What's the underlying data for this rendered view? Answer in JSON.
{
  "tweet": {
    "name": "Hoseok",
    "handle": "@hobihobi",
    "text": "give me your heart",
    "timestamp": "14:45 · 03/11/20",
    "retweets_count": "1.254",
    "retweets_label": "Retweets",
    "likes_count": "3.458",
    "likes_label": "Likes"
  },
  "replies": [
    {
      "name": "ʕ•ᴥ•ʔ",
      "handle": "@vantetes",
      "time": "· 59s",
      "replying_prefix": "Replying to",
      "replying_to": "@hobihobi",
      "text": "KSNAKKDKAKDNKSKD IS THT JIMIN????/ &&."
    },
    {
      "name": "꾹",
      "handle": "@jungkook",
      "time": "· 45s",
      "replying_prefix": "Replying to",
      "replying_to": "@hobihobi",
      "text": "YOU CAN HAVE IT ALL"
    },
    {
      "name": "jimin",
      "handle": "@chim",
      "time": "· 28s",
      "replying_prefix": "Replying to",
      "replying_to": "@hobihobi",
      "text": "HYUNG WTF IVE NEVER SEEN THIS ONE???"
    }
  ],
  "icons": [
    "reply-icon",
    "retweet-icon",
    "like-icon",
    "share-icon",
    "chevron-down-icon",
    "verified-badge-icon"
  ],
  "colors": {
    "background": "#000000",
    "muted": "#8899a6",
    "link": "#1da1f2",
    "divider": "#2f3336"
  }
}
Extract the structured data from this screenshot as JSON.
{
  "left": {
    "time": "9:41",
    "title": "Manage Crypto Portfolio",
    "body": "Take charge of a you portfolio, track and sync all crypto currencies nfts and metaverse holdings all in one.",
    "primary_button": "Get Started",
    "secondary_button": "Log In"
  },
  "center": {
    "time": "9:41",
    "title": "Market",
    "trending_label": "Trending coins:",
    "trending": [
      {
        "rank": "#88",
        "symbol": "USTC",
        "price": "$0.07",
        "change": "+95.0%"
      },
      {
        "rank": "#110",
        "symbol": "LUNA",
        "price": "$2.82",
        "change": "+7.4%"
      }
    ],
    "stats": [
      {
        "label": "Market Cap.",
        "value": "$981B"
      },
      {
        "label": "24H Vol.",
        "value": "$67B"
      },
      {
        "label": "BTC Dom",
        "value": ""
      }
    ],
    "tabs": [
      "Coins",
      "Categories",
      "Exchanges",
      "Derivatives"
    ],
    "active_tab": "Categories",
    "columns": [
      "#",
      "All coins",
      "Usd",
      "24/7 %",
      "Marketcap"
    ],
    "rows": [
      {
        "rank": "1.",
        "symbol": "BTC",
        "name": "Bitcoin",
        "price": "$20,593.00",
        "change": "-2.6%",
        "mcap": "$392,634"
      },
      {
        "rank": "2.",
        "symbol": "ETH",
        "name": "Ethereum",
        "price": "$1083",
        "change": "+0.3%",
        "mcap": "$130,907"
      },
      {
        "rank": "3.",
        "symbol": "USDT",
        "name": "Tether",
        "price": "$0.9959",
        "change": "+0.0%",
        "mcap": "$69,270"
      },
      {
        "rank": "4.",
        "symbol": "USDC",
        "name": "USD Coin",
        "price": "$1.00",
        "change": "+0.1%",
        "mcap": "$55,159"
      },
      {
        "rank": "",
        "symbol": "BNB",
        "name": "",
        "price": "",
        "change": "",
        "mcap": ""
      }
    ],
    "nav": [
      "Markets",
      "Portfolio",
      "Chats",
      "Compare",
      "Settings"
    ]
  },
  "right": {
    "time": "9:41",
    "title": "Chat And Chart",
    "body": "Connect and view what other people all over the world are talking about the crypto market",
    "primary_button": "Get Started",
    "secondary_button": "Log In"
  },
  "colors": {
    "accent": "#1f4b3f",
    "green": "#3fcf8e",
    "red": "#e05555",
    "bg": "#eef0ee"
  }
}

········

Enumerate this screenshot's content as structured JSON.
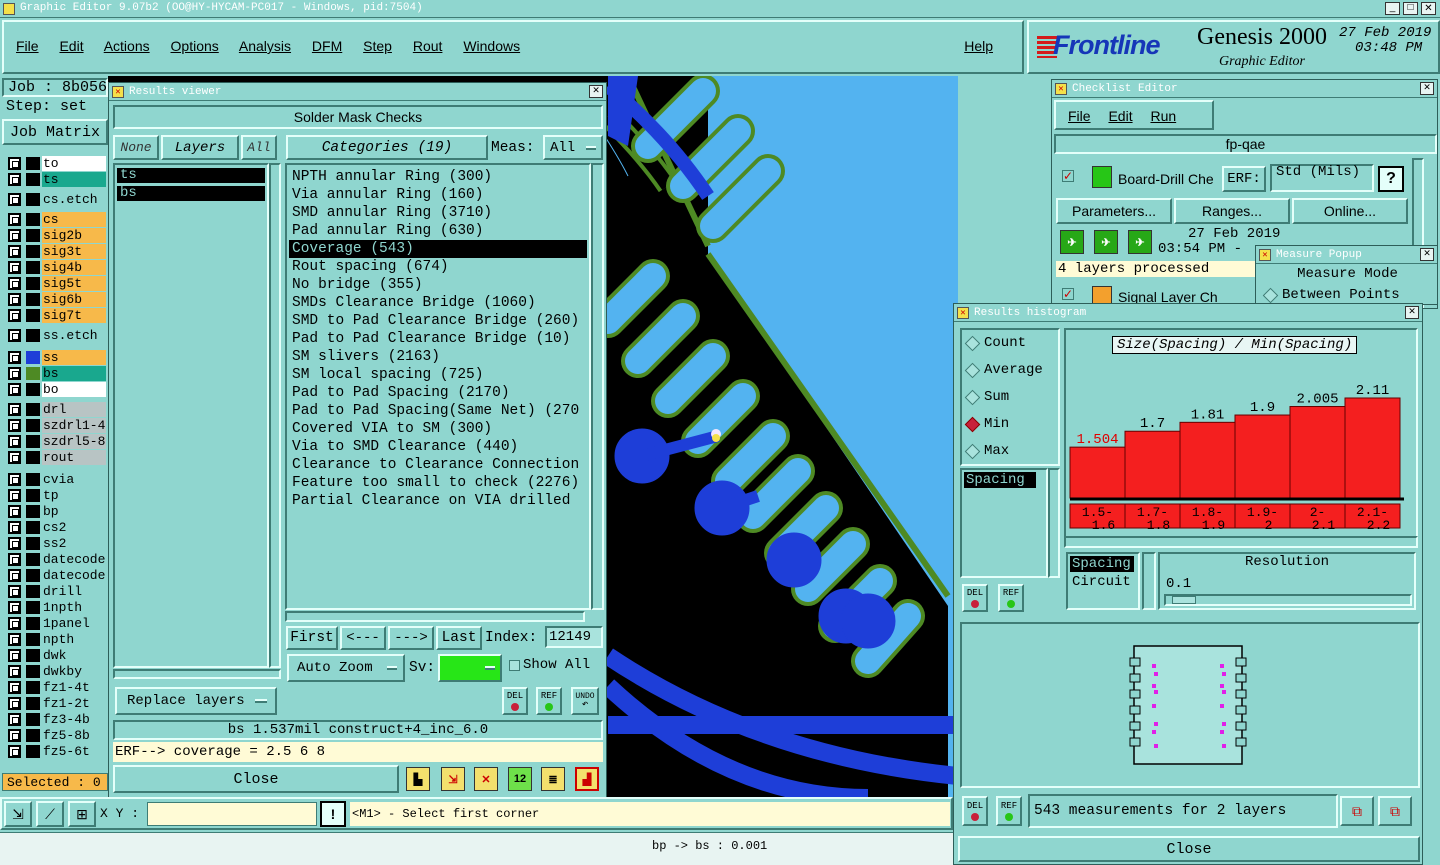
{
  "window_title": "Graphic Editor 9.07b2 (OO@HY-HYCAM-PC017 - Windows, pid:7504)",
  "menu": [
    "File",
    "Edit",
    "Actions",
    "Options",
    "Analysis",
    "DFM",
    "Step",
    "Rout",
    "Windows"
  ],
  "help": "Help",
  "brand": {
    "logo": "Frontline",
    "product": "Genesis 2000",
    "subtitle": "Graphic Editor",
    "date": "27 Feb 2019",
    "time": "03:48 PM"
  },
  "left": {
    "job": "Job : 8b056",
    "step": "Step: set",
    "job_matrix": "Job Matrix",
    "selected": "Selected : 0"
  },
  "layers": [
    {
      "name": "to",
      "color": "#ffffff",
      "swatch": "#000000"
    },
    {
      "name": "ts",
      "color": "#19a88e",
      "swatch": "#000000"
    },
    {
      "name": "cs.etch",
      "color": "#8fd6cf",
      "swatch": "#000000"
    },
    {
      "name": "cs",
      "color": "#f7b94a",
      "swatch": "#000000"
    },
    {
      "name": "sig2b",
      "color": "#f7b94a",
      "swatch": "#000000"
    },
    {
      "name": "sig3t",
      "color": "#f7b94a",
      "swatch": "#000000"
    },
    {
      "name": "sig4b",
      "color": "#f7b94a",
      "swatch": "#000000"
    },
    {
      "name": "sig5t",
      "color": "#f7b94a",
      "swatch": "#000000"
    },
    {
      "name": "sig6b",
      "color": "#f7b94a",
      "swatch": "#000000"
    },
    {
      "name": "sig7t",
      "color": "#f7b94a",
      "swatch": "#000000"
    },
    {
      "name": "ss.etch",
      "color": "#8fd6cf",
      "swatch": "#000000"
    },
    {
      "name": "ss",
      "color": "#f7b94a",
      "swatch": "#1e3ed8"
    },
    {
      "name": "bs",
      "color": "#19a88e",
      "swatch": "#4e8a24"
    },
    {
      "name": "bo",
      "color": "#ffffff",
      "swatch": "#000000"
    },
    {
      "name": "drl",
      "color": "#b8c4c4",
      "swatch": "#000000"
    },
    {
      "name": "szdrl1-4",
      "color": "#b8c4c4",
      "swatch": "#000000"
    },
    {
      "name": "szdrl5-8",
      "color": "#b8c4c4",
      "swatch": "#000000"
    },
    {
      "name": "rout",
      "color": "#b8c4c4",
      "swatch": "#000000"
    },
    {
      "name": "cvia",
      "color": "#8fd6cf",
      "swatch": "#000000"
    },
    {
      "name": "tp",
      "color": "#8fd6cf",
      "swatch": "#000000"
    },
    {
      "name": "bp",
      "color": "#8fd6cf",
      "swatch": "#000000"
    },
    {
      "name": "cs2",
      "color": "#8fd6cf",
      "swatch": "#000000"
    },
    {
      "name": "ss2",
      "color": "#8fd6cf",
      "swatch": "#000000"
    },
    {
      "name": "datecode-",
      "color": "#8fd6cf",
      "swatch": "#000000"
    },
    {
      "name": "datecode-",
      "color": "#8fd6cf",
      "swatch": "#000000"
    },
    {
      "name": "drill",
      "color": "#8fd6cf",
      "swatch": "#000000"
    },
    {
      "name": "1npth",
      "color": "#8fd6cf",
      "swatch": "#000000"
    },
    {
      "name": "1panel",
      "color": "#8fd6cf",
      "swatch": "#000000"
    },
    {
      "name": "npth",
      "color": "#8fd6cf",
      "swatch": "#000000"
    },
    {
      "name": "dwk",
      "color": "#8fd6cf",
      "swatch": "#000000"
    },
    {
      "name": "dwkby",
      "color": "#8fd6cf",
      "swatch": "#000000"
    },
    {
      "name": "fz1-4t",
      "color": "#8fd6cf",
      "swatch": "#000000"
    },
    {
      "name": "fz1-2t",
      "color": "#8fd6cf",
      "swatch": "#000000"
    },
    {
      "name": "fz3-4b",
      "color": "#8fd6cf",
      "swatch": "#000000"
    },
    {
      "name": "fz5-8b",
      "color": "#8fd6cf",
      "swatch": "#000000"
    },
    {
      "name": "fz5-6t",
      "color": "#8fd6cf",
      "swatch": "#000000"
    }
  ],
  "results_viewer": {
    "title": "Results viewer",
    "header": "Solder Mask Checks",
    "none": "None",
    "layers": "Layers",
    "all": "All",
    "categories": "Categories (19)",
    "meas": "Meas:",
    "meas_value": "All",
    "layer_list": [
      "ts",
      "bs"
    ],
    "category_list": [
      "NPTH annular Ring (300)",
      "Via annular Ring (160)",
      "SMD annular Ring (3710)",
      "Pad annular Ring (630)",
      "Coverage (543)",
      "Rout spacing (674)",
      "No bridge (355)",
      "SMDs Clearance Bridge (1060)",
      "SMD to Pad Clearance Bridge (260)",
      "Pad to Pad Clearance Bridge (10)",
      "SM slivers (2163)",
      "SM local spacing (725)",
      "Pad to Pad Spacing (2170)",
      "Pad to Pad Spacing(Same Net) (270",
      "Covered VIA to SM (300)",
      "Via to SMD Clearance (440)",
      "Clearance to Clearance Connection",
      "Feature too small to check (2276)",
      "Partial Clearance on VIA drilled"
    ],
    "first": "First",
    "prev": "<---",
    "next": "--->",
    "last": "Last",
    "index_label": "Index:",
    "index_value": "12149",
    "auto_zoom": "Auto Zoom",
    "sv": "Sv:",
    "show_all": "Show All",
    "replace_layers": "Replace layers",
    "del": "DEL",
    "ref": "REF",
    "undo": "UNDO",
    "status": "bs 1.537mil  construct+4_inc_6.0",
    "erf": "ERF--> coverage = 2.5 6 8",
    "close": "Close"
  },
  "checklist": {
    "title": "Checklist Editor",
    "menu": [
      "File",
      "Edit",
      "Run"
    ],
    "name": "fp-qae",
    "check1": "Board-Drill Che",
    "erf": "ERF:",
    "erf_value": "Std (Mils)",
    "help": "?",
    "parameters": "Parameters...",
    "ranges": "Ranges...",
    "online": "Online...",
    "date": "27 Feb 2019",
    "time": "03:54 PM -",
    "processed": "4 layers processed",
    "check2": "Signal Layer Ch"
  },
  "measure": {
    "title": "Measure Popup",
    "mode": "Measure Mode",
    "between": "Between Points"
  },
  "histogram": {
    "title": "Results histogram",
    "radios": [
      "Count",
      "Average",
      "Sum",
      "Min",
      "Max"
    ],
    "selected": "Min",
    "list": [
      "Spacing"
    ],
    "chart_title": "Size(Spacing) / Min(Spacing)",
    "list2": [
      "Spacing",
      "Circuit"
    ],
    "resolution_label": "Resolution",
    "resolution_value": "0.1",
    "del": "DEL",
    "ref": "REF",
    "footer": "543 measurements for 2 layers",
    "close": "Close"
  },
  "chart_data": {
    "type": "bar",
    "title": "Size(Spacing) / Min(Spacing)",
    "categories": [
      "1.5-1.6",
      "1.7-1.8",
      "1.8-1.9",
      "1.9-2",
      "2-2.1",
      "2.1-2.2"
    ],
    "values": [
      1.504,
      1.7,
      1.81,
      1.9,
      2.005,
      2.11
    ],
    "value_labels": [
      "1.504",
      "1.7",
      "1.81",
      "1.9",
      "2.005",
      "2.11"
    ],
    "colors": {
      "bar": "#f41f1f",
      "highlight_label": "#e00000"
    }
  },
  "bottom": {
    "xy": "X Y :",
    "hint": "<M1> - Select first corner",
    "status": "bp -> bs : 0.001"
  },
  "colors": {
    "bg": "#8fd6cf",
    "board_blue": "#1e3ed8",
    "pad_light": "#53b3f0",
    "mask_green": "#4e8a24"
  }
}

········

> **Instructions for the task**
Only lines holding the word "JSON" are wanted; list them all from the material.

> **Task response**
What's the underlying data for this rendered view? Answer in JSON.
Extract the structured data from this screenshot as JSON.
Enumerate this screenshot's content as structured JSON.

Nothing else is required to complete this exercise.